The Sonic the Hedgehog franchise just celebrated its 30th birthday with much fanfare. Before the big day, players already know that Negative color will be re-released, a new main game is coming in 2022, and the green blur has partnered with Minecraft for a left collaboration.
It’s been an exciting June for Sonic fans, but the best part of the month-long celebration isn’t a game – it’s a livestream special anniversary concert. The two-hour musical performance spans the franchise’s eclectic history with a full orchestra and rock concert ensemble by veterans of the Crush 40 series.
It’s a nitro-filled nostalgia ride that not only shows us the right way to celebrate the history of a video game; it’s a shining example of the power of digital events when done right.
The Sonic Anniversary stream began quietly in the middle of a day of low news for game fans. A full orchestra took to the stage, opening the show with a beautiful rendition of the classic Green Hill Zone theme. For longtime fans, it’s hard not to get chills as performers slowly work their way through a set of compositions that highlight the franchise’s ever-strong soundtracks. how strong. Hearing the 8-bit sounds and blobs translated to full sequence speaks to the enduring power of the original tunes in these games.
As the event started, it gradually became a water cooling event for the fans of the game. My Twitter timeline slowly fills up with conversations as more followers follow through word of mouth. By the time Crush 40 took to the stage, it was starting to feel like a real concert with fans screaming and shouting at songs like Live and learn.
The program operates at two specific levels. On the one hand, it acts as a perfect flashback to the franchise. The Sonic series has always been eclectic (in both positive and non-floral ways). The trip back into memory is a delightful reminder of how much form the series has gone through in its 30 years. It has gone from being a colorful Mario competitor into an edgy 3D action series filled with teenage anger.
Is there anything more surreal than seeing Shadow the Hedgehog raise his gun just an hour after watching a stage full of tuxedo musicians perform an ensemble of ’90s nostalgia?
Beyond the celebratory nature of the stream, it is simply a perfectly crafted digital event. Over the past year and a half, we’ve been flooded with live streams of all shapes and sizes. It’s getting harder and harder for those events to make sense when it seems like every few days there’s another.
Just look at this year’s E3, which gave viewers four consecutive days of game content. The whole thing was a bit of a mess, with no consistency from line to line, leaving periods of dead air blowing the wind out of the event’s sails. It was not a memorable experience.
The Sonic concert is a rare example of a digital show that truly feels special. Part of that is just the nature of a live concert like this. Orchestral video game shows like this go on constantly, but fans often have to hope for a tour show to come to a city near them and shell out some serious money to see it. This brought that somewhat exclusive experience into our homes, turning social media into an amphitheater.
It’s as relevant to the fans as it is about the franchise. It felt like we, as viewers, had to get in on the show instead of watching a two-hour marketing stunt.

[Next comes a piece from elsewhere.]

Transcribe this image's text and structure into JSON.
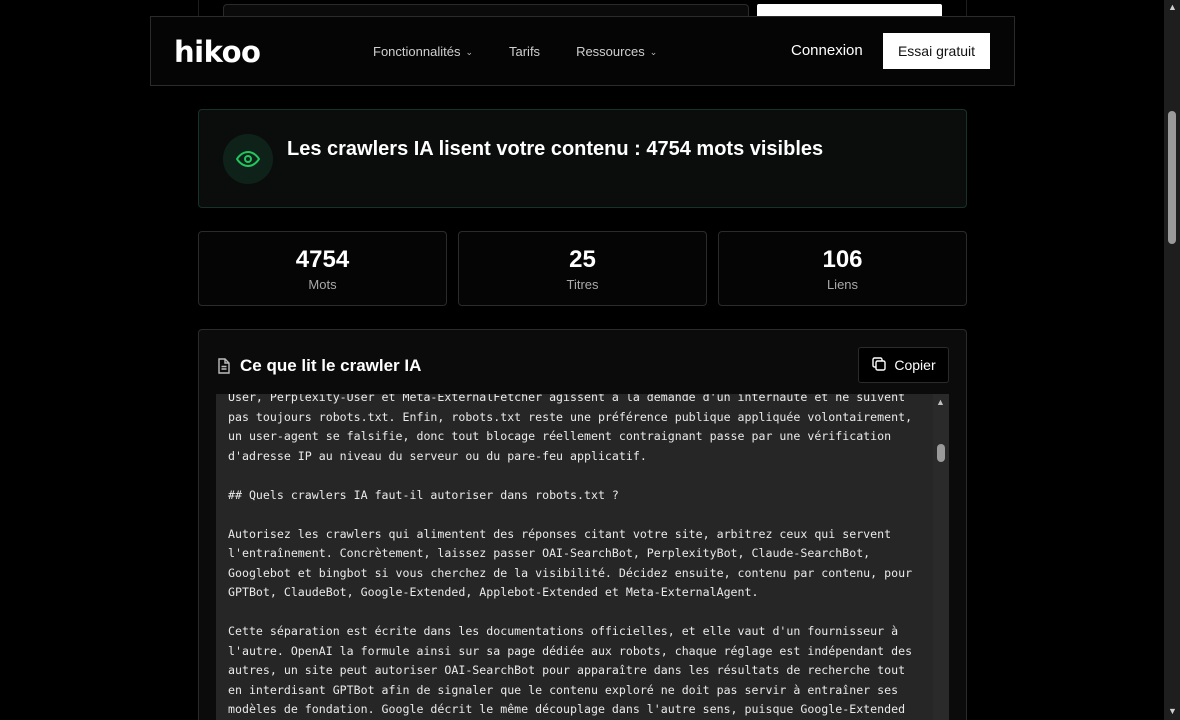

Fans can instantly share personal and community experiences, such as a concert or live sporting event.
That’s exactly what we’ve been missing in this new age of live streaming. We often end up watching them because we feel like we have to, not because we want to. Those are forced social moments designed to create engagement. Loud Twitch chats filled with emoji spam just don’t echo the heartwarming thrill of seeing thousands of fans enjoying a moment of collective fun together.